Clear intentions
And nothing's as pure as


~ first published at Fictionique 

Tuesday, November 5, 2013


photoart: ralph murre

                                by Margot Peters

                                Switch off lights,
                                out invades in

                                fence grids our floor
                                fir branches tickle my knee
                                our birdbath sits down to dinner

                                lamps on, Aunt Marie’s
                                portrait hangs in sky
                                wicker rocks in a goldfish pond
                                our candles wink in neighbor windows

                                reminding, reminding
                                how effortlessly mirror becomes
                                window, window mirror
                                and what flimsy armor
                                wall    glass    skin.

                                ~  first published in Verse Wisconsin

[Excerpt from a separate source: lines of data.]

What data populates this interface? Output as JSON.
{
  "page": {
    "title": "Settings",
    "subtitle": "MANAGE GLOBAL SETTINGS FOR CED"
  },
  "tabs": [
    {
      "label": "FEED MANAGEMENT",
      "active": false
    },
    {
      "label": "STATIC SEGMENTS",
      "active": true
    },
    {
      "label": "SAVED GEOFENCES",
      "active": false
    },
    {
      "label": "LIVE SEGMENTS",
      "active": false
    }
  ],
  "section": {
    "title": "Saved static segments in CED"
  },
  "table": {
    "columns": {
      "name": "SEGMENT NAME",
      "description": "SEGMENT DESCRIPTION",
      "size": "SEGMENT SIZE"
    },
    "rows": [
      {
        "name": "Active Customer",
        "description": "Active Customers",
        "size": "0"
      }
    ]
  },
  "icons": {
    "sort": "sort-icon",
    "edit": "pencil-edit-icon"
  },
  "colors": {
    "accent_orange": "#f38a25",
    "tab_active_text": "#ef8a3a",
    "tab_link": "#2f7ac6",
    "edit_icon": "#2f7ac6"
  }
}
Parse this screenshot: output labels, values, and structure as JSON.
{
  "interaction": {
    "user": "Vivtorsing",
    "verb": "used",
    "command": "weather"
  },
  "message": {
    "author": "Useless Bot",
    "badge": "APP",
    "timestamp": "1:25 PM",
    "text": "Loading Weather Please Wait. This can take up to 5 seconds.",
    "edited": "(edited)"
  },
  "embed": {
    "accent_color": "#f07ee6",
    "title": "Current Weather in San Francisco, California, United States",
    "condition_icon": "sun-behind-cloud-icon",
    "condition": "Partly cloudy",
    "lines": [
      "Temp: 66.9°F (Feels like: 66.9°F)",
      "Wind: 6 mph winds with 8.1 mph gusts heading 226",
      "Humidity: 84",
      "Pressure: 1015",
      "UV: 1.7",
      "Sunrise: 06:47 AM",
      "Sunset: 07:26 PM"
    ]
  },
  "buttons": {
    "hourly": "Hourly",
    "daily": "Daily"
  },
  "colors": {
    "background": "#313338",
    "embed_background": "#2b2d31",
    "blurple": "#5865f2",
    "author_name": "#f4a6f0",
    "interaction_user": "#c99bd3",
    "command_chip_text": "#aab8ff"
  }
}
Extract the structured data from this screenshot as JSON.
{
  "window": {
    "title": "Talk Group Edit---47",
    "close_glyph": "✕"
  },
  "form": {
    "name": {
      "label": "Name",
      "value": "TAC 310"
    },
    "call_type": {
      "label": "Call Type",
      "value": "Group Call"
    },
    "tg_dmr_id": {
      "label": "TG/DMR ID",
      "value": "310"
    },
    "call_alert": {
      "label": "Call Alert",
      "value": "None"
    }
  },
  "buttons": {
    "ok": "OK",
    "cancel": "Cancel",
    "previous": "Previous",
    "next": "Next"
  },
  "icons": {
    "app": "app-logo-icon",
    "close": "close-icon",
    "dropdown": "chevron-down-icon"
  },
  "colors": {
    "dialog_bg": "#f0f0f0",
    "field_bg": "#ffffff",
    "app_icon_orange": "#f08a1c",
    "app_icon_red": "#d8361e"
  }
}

Sunday, November 3, 2013

RE / VERSE Post # 400

   Today, in honor of this being Little Eagle's 400th post on RE / VERSE, we're looking all the way back to post #1, and repeating it here.  Our first re-run and still one of this editor's all-time favorite poems, we very proudly present . . .

artwork: ralph murre

by Michael Koehler

As I lather his face, his skin,
in the concentrated kitchen light, is dark and slick
as old onion skin. I am amazed at my gentleness.
An infrequent shaver, prone to stubble and beards,
my hands are now sure, the blade steady.
He sits with a towel wrapped around his scarred bony chest,
head on the back of the chair,
eyes closed.
As I scrape a three day growth off his face
and into the bowl of water on the table,
I remember the times he trusted me.
I was not always this focused, not always this true.
The house is quiet,
only his breathing and the rasp of the razor.
I notice how sparse his hair, how blue his skin.
His eyes are huge behind their lids, and I wonder
when the time comes, will I be able to put coins over them.
Done, I pat his face dry. He snores softly.
I bend down over him, like a father over his son's crib,
cup his face in my hands, memorize it with my fingers.
If he wakes I'll say "smooth as a baby's butt"
because that is what he will expect from me.

~ first printed in UA-Huntsville’s POEM and simultaneously, in
Notes From Skinner’s Elbow (Wolfsong Publications)

Friday, November 1, 2013

Opening Poem . . .

artwork: ralph murre

Opening Poem in a Still Unwritten Collection of Workplace Poetry
by Ed Werstein

Let me just start by saying
not to plagiarize
but more to pay homage
to the great Factory poet
that like the Continental Can presses
waited for Antler
the Briggs and Stratton machines
waited for me.

They waited while I altar-boyed and baseballed
farm-chored, catholic schooled and seminaried.
They waited while I anti-drafted and anti-warred
and when they saw their opening
they called me
to labor.

They hid their misery and enticed me
with a ticket to the union ball.

I don’t know whether to blame myself
or my muse for the fact that
the machines worked me over for 22 years
but, unlike his muse who led him
from the can presses dancing
and bleeding ink
after a few short months,
mine was hitting the snooze alarm
every god damned morning
while I got up and went to work.

And only now, long after I found my own way out of hell,
she (lazy bitch that she is) taps me
on the shoulder, points to the past and says
Oh, look at that!
Why didn’t we ever write about that stuff?

Well, go back to sleep, you Melpomene come lately
I can take this one solo
and if it turns out to be a rant untempered
by your flowery musings, so be it,
because factories ain’t pretty
and no one who’s never been there
knows the tedium and the pain
and you, for your part,
slept through it.

~ first published in WHO ARE WE THEN? (Partisan Press)